While some traders like to use scanners, for beginners scanners can be a little overwhelming. Instead, we suggest shortlisting some stocks that you’re interested in and observing their movements pre and during market hours. Learn how they move. Write down your conditions under which you’ll enter a position. Practice your technical analysis and wait for your trade set up. Never, ever go into a trade blind.
Step Three — Have a Plan and Trade Your Plan
Risk management is essential. You can spend hours studying charts trying to predict the next big market move, but all this is pointless if you don’t stick to your own trading plan.
Having a systematic, methodical way of taking profits is imperative to being a profitable trader.
Find your support and resistance levels. These areas serve as valuable markers that are fundamental in identifying entry, exit, stop loss, profit taking levels, and risk to reward ratios. Setting predetermined entry and exits helps remove most of the emotional aspect of trading. When a trade is planned out well, all that’s left is the execution according to your own parameters. A stop-loss will manage the downside and setting profit taking levels will manage the upside.
Things to look for in a good trade:
- Liquidity — high liquidity allows you to enter and exit a stock at a good price.
- Volatility — measures the expected daily price range. More volatility means greater profit or loss. Try to stay away from options higher than 40–50% implied volatility.
- Volume — high volume indicates a lot of interest in a stock. An increase in a stock’s volume is often an indicator of a price jump up or down.
Step Four — Keep a Trade Journal
Review. Review. Review. Keep a trade journal of all your trades and include details of your entries, exits, results, and the reasons why you did what you did. To improve your strategy you need to be able to go back and analyze your trades for the week.
What went right? What went wrong? What should you have done differently? How were you feeling? Were you distracted?
A trade journal can highlight your strengths and weaknesses as a trader and pinpoints the areas you need to improve. Stay accountable and diligently record every trade.
Becoming a successful day trader comes down to developing your own trading style, setting rules for yourself, and sticking to them.

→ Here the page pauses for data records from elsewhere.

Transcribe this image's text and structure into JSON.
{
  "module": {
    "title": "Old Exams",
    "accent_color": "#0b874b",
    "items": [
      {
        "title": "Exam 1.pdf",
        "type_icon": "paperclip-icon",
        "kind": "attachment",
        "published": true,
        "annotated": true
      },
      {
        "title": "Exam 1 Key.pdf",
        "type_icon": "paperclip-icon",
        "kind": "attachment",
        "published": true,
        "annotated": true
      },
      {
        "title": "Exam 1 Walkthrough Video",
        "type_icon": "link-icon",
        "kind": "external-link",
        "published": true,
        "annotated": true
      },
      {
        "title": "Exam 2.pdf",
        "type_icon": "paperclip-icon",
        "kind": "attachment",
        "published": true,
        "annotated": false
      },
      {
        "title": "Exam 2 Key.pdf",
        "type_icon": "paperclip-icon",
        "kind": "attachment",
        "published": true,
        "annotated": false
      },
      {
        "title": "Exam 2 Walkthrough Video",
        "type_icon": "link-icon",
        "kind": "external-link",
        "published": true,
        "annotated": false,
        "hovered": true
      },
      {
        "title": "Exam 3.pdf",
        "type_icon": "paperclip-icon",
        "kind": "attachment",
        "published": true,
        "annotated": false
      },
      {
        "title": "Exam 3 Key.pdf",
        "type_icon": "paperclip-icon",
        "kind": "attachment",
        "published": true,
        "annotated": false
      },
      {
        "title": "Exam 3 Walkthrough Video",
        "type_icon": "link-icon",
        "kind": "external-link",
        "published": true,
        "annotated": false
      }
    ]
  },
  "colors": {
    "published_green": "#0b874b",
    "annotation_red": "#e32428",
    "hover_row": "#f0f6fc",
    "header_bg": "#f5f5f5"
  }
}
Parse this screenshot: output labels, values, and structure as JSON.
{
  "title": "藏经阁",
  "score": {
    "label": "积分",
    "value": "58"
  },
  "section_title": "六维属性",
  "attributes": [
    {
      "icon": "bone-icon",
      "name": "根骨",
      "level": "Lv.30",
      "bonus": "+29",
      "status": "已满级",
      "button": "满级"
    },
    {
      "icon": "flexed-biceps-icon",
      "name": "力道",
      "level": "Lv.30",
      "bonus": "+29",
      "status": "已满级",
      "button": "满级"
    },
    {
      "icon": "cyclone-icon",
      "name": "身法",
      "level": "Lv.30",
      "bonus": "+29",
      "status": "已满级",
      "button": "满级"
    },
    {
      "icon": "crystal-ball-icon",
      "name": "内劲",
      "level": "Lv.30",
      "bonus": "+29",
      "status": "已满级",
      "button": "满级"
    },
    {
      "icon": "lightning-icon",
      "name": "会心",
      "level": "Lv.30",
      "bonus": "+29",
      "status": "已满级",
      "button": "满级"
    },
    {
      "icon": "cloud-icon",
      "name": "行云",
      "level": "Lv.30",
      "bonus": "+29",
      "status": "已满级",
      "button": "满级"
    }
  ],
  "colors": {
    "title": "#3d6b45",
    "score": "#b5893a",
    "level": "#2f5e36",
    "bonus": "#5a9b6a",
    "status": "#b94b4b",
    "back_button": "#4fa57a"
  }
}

The thing that nobody tells you is that there’s no ‘magic sauce’, no one thing that is going to make you profitable 100% of the time. There is no fast track to success and why should there be? Being a day trader is one of the rare professions where you have every freedom you’ve ever desired. Not even the sky’s the limit to what you could earn. But this takes effort, patience, focus, and diligence. Take your time to study the market, and work on developing your own personalized day trading strategy that fits you — that’s all the difference.